### Task goal:
The records appear below. Report how many of their lines contain the word "screenshot", giving the number alone.

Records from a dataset
------------------------------------
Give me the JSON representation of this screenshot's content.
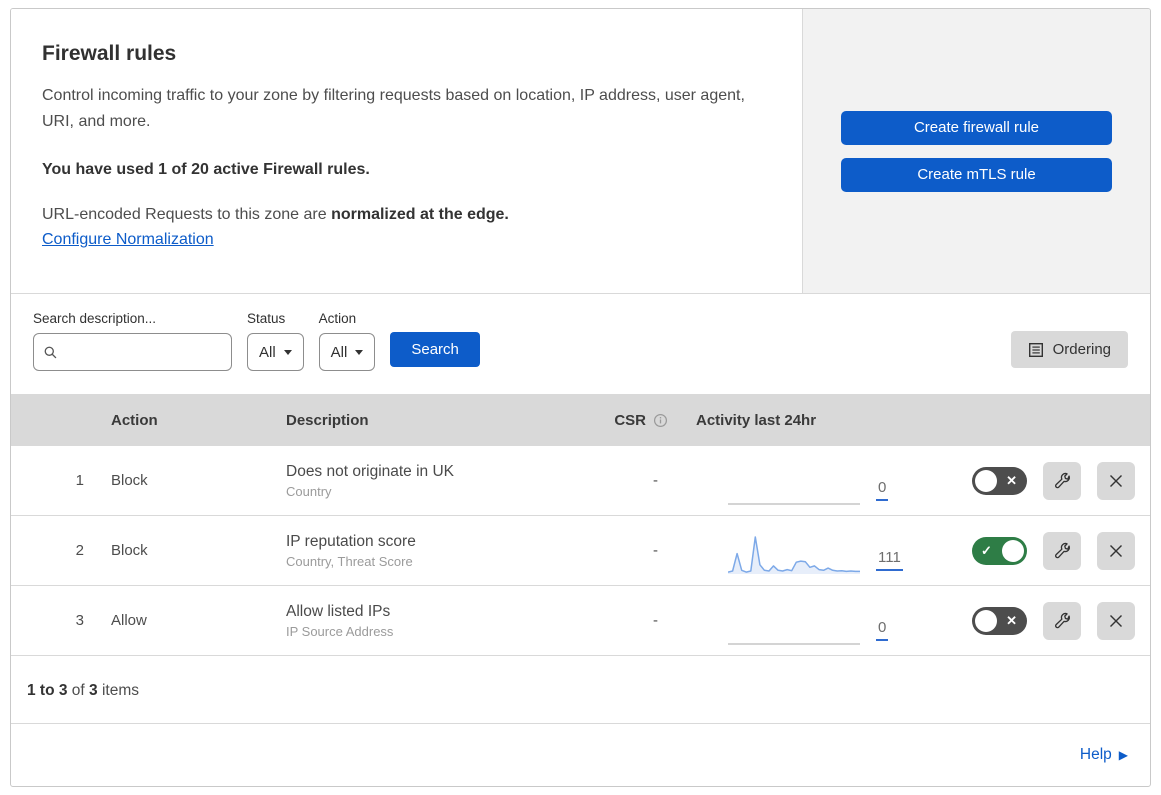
{
  "header": {
    "title": "Firewall rules",
    "description": "Control incoming traffic to your zone by filtering requests based on location, IP address, user agent, URI, and more.",
    "usage_notice": "You have used 1 of 20 active Firewall rules.",
    "normalization_text": "URL-encoded Requests to this zone are ",
    "normalization_bold": "normalized at the edge.",
    "configure_link": "Configure Normalization"
  },
  "actions_panel": {
    "create_firewall_rule": "Create firewall rule",
    "create_mtls_rule": "Create mTLS rule"
  },
  "filters": {
    "search_label": "Search description...",
    "search_value": "",
    "status_label": "Status",
    "status_value": "All",
    "action_label": "Action",
    "action_value": "All",
    "search_button": "Search",
    "ordering_button": "Ordering"
  },
  "table": {
    "headers": {
      "action": "Action",
      "description": "Description",
      "csr": "CSR",
      "activity": "Activity last 24hr"
    },
    "rows": [
      {
        "priority": "1",
        "action": "Block",
        "description": "Does not originate in UK",
        "fields": "Country",
        "csr": "-",
        "activity_count": "0",
        "enabled": false,
        "spark": []
      },
      {
        "priority": "2",
        "action": "Block",
        "description": "IP reputation score",
        "fields": "Country, Threat Score",
        "csr": "-",
        "activity_count": "111",
        "enabled": true,
        "spark": [
          5,
          8,
          55,
          10,
          5,
          8,
          100,
          25,
          10,
          8,
          22,
          10,
          8,
          12,
          9,
          32,
          35,
          33,
          18,
          22,
          12,
          10,
          16,
          10,
          8,
          9,
          7,
          8,
          7,
          7
        ]
      },
      {
        "priority": "3",
        "action": "Allow",
        "description": "Allow listed IPs",
        "fields": "IP Source Address",
        "csr": "-",
        "activity_count": "0",
        "enabled": false,
        "spark": []
      }
    ]
  },
  "footer": {
    "range": "1 to 3",
    "of": "of",
    "total": "3",
    "items_label": "items",
    "help": "Help"
  },
  "colors": {
    "accent_blue": "#0d5cc9",
    "toggle_on_green": "#2e7d46",
    "toggle_off_gray": "#4d4d4d",
    "sparkline_blue": "#7da9e8",
    "panel_gray": "#f2f2f2",
    "table_header_gray": "#d9d9d9"
  }
}
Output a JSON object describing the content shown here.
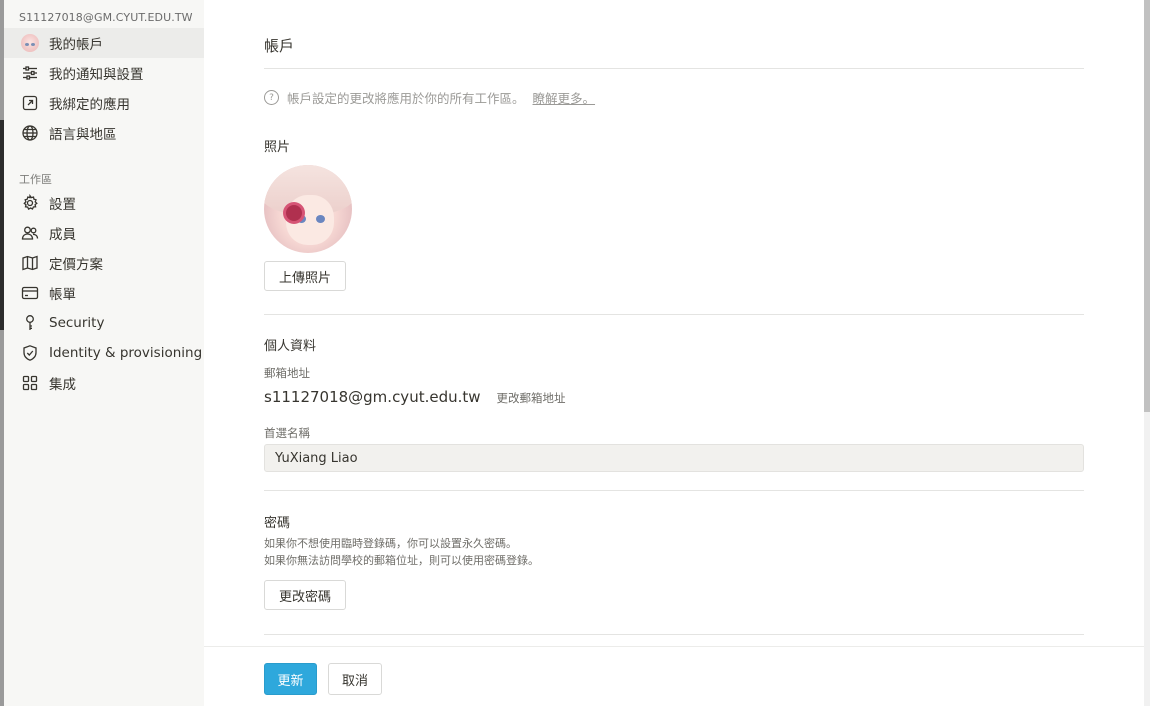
{
  "sidebar": {
    "email": "S11127018@GM.CYUT.EDU.TW",
    "account_items": [
      {
        "label": "我的帳戶",
        "icon": "avatar-icon"
      },
      {
        "label": "我的通知與設置",
        "icon": "sliders-icon"
      },
      {
        "label": "我綁定的應用",
        "icon": "external-link-icon"
      },
      {
        "label": "語言與地區",
        "icon": "globe-icon"
      }
    ],
    "workspace_label": "工作區",
    "workspace_items": [
      {
        "label": "設置",
        "icon": "gear-icon"
      },
      {
        "label": "成員",
        "icon": "people-icon"
      },
      {
        "label": "定價方案",
        "icon": "map-icon"
      },
      {
        "label": "帳單",
        "icon": "credit-card-icon"
      },
      {
        "label": "Security",
        "icon": "key-icon"
      },
      {
        "label": "Identity & provisioning",
        "icon": "shield-check-icon"
      },
      {
        "label": "集成",
        "icon": "grid-icon"
      }
    ]
  },
  "main": {
    "title": "帳戶",
    "note": "帳戶設定的更改將應用於你的所有工作區。",
    "note_link": "瞭解更多。",
    "photo_heading": "照片",
    "upload_button": "上傳照片",
    "profile_heading": "個人資料",
    "email_label": "郵箱地址",
    "email_value": "s11127018@gm.cyut.edu.tw",
    "change_email": "更改郵箱地址",
    "name_label": "首選名稱",
    "name_value": "YuXiang Liao",
    "password_heading": "密碼",
    "password_desc_1": "如果你不想使用臨時登錄碼，你可以設置永久密碼。",
    "password_desc_2": "如果你無法訪問學校的郵箱位址，則可以使用密碼登錄。",
    "change_password_button": "更改密碼"
  },
  "footer": {
    "update_button": "更新",
    "cancel_button": "取消"
  },
  "colors": {
    "primary": "#2ea8dc",
    "sidebar_bg": "#f7f7f5",
    "active_item_bg": "#ececea"
  }
}
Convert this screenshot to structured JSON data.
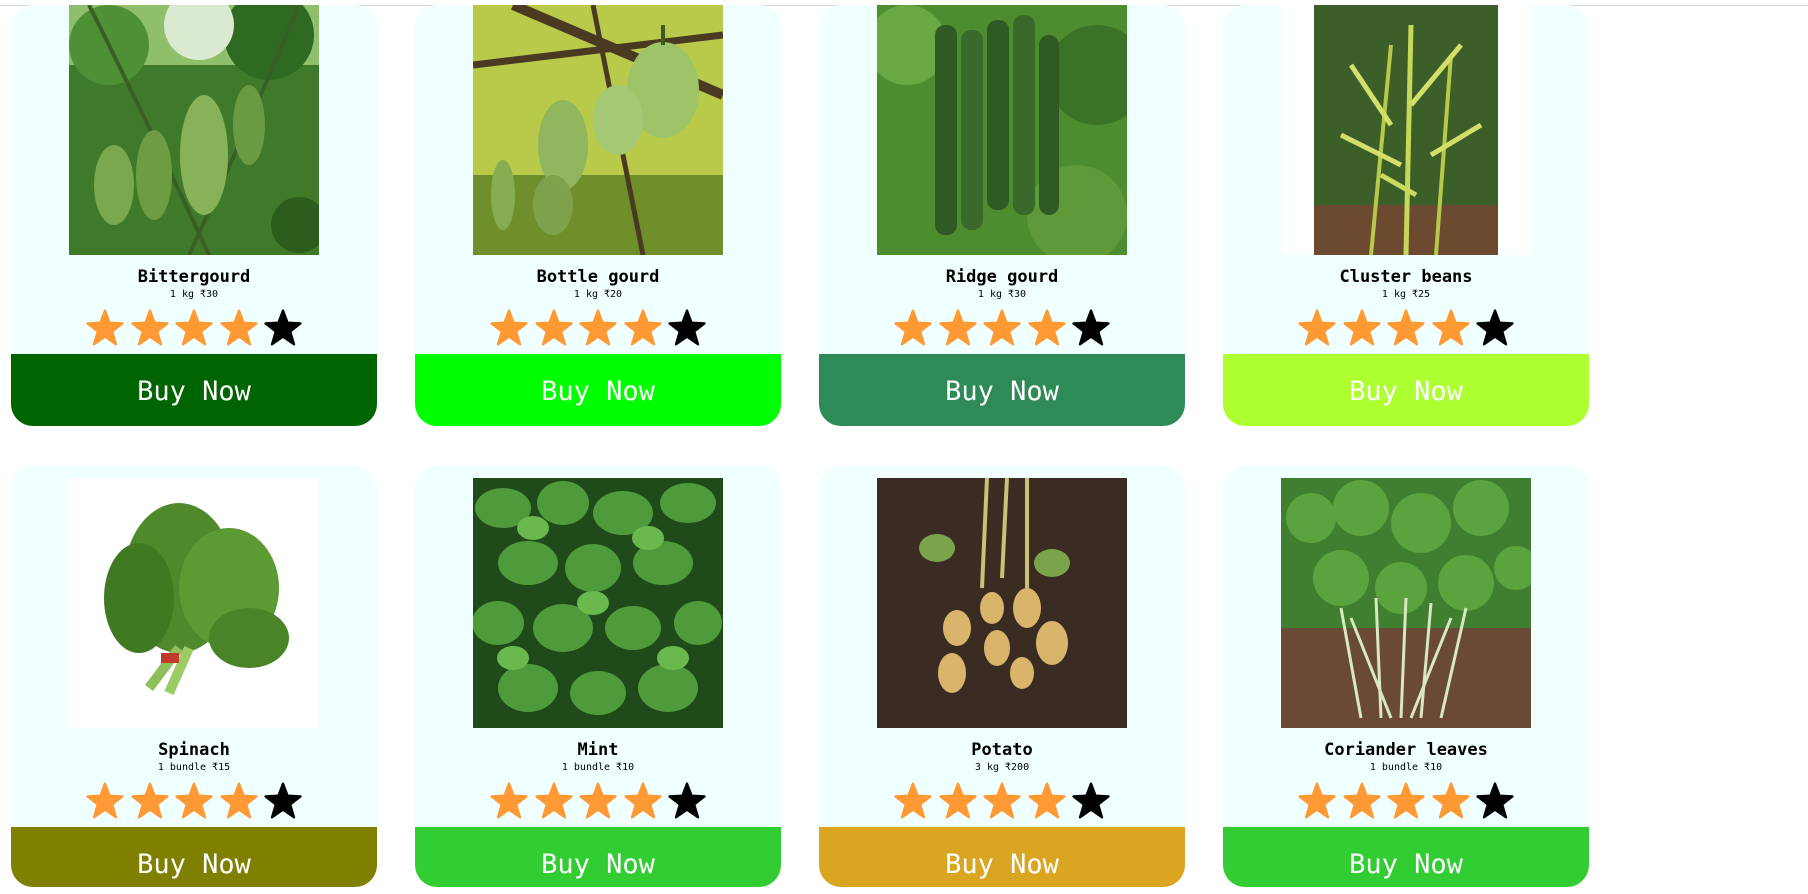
{
  "products": [
    {
      "name": "Bittergourd",
      "qty": "1 kg ₹30",
      "rating": 4,
      "max_rating": 5,
      "button_label": "Buy Now",
      "button_color": "#006400",
      "image": "bittergourd-vines"
    },
    {
      "name": "Bottle gourd",
      "qty": "1 kg ₹20",
      "rating": 4,
      "max_rating": 5,
      "button_label": "Buy Now",
      "button_color": "#00ff00",
      "image": "bottle-gourd-hanging"
    },
    {
      "name": "Ridge gourd",
      "qty": "1 kg ₹30",
      "rating": 4,
      "max_rating": 5,
      "button_label": "Buy Now",
      "button_color": "#2e8b57",
      "image": "ridge-gourd-hanging"
    },
    {
      "name": "Cluster beans",
      "qty": "1 kg ₹25",
      "rating": 4,
      "max_rating": 5,
      "button_label": "Buy Now",
      "button_color": "#adff2f",
      "image": "cluster-beans-plant"
    },
    {
      "name": "Spinach",
      "qty": "1 bundle ₹15",
      "rating": 4,
      "max_rating": 5,
      "button_label": "Buy Now",
      "button_color": "#808000",
      "image": "spinach-bundle"
    },
    {
      "name": "Mint",
      "qty": "1 bundle ₹10",
      "rating": 4,
      "max_rating": 5,
      "button_label": "Buy Now",
      "button_color": "#32cd32",
      "image": "mint-leaves"
    },
    {
      "name": "Potato",
      "qty": "3 kg ₹200",
      "rating": 4,
      "max_rating": 5,
      "button_label": "Buy Now",
      "button_color": "#daa520",
      "image": "potatoes-in-soil"
    },
    {
      "name": "Coriander leaves",
      "qty": "1 bundle ₹10",
      "rating": 4,
      "max_rating": 5,
      "button_label": "Buy Now",
      "button_color": "#32cd32",
      "image": "coriander-plants"
    }
  ],
  "colors": {
    "card_background": "#f0ffff",
    "star_filled": "#ff9933",
    "star_empty": "#000000"
  }
}
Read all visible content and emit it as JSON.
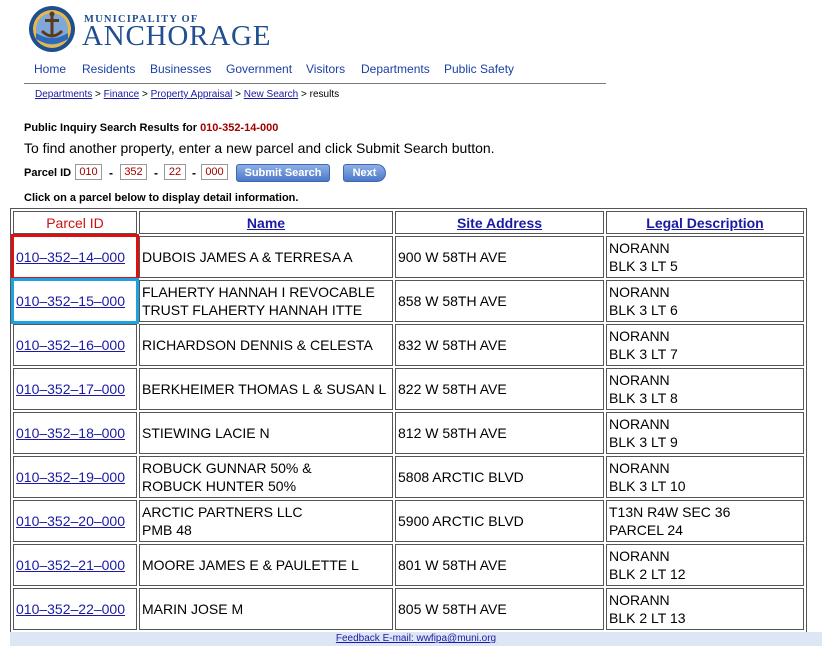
{
  "logo": {
    "small": "MUNICIPALITY OF",
    "big": "ANCHORAGE"
  },
  "nav": [
    "Home",
    "Residents",
    "Businesses",
    "Government",
    "Visitors",
    "Departments",
    "Public Safety"
  ],
  "breadcrumb": {
    "items": [
      "Departments",
      "Finance",
      "Property Appraisal",
      "New Search"
    ],
    "separator": ">",
    "current": "results"
  },
  "results_title": {
    "label": "Public Inquiry Search Results for",
    "parcel": "010-352-14-000"
  },
  "instructions": "To find another property, enter a new parcel and click Submit Search button.",
  "parcel_form": {
    "label": "Parcel ID",
    "part1": "010",
    "part2": "352",
    "part3": "22",
    "part4": "000",
    "submit_label": "Submit Search",
    "next_label": "Next"
  },
  "click_note": "Click on a parcel below to display detail information.",
  "table": {
    "headers": [
      "Parcel ID",
      "Name",
      "Site Address",
      "Legal Description"
    ],
    "rows": [
      {
        "parcel": "010–352–14–000",
        "name": [
          "DUBOIS JAMES A & TERRESA A"
        ],
        "address": "900 W 58TH AVE",
        "legal": [
          "NORANN",
          "BLK 3 LT 5"
        ]
      },
      {
        "parcel": "010–352–15–000",
        "name": [
          "FLAHERTY HANNAH I REVOCABLE",
          "TRUST FLAHERTY HANNAH ITTE"
        ],
        "address": "858 W 58TH AVE",
        "legal": [
          "NORANN",
          "BLK 3 LT 6"
        ]
      },
      {
        "parcel": "010–352–16–000",
        "name": [
          "RICHARDSON DENNIS & CELESTA"
        ],
        "address": "832 W 58TH AVE",
        "legal": [
          "NORANN",
          "BLK 3 LT 7"
        ]
      },
      {
        "parcel": "010–352–17–000",
        "name": [
          "BERKHEIMER THOMAS L & SUSAN L"
        ],
        "address": "822 W 58TH AVE",
        "legal": [
          "NORANN",
          "BLK 3 LT 8"
        ]
      },
      {
        "parcel": "010–352–18–000",
        "name": [
          "STIEWING LACIE N"
        ],
        "address": "812 W 58TH AVE",
        "legal": [
          "NORANN",
          "BLK 3 LT 9"
        ]
      },
      {
        "parcel": "010–352–19–000",
        "name": [
          "ROBUCK GUNNAR 50% &",
          "ROBUCK HUNTER 50%"
        ],
        "address": "5808 ARCTIC BLVD",
        "legal": [
          "NORANN",
          "BLK 3 LT 10"
        ]
      },
      {
        "parcel": "010–352–20–000",
        "name": [
          "ARCTIC PARTNERS LLC",
          "PMB 48"
        ],
        "address": "5900 ARCTIC BLVD",
        "legal": [
          "T13N R4W SEC 36",
          "PARCEL 24"
        ]
      },
      {
        "parcel": "010–352–21–000",
        "name": [
          "MOORE JAMES E & PAULETTE L"
        ],
        "address": "801 W 58TH AVE",
        "legal": [
          "NORANN",
          "BLK 2 LT 12"
        ]
      },
      {
        "parcel": "010–352–22–000",
        "name": [
          "MARIN JOSE M"
        ],
        "address": "805 W 58TH AVE",
        "legal": [
          "NORANN",
          "BLK 2 LT 13"
        ]
      }
    ]
  },
  "footer": "Feedback E-mail: wwfipa@muni.org",
  "colors": {
    "link": "#1a1aa6",
    "brand": "#1f4f8f",
    "parcel_red": "#a00000",
    "highlight_red": "#e01010",
    "highlight_blue": "#1fa0e0"
  },
  "highlighted_rows": {
    "red": 0,
    "blue": 1
  }
}
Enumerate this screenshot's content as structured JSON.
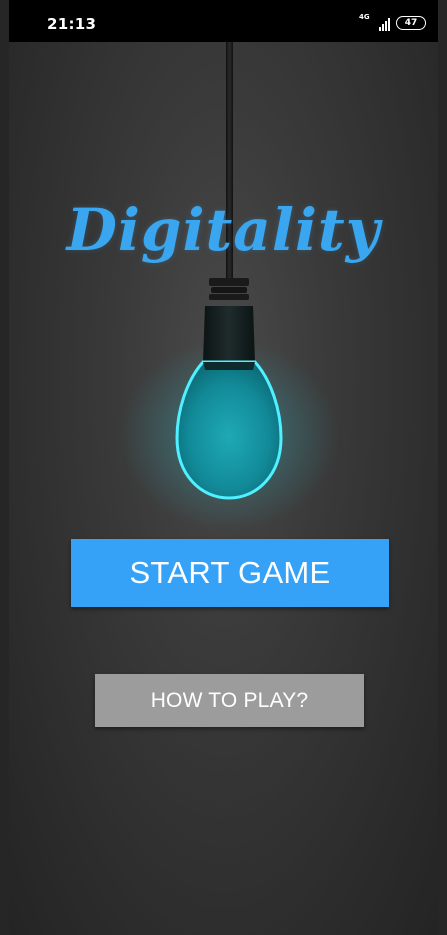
{
  "status_bar": {
    "time": "21:13",
    "network_type": "4G",
    "battery_level": "47",
    "signal_icon": "signal-bars-icon",
    "battery_icon": "battery-icon"
  },
  "app": {
    "title": "Digitality",
    "title_color": "#3aa6f0",
    "bulb_glow_color": "#2ec8d8"
  },
  "buttons": {
    "start_game_label": "START GAME",
    "start_game_color": "#36a2f7",
    "how_to_play_label": "HOW TO PLAY?",
    "how_to_play_color": "#9c9c9c"
  }
}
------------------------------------
### Answer section:
3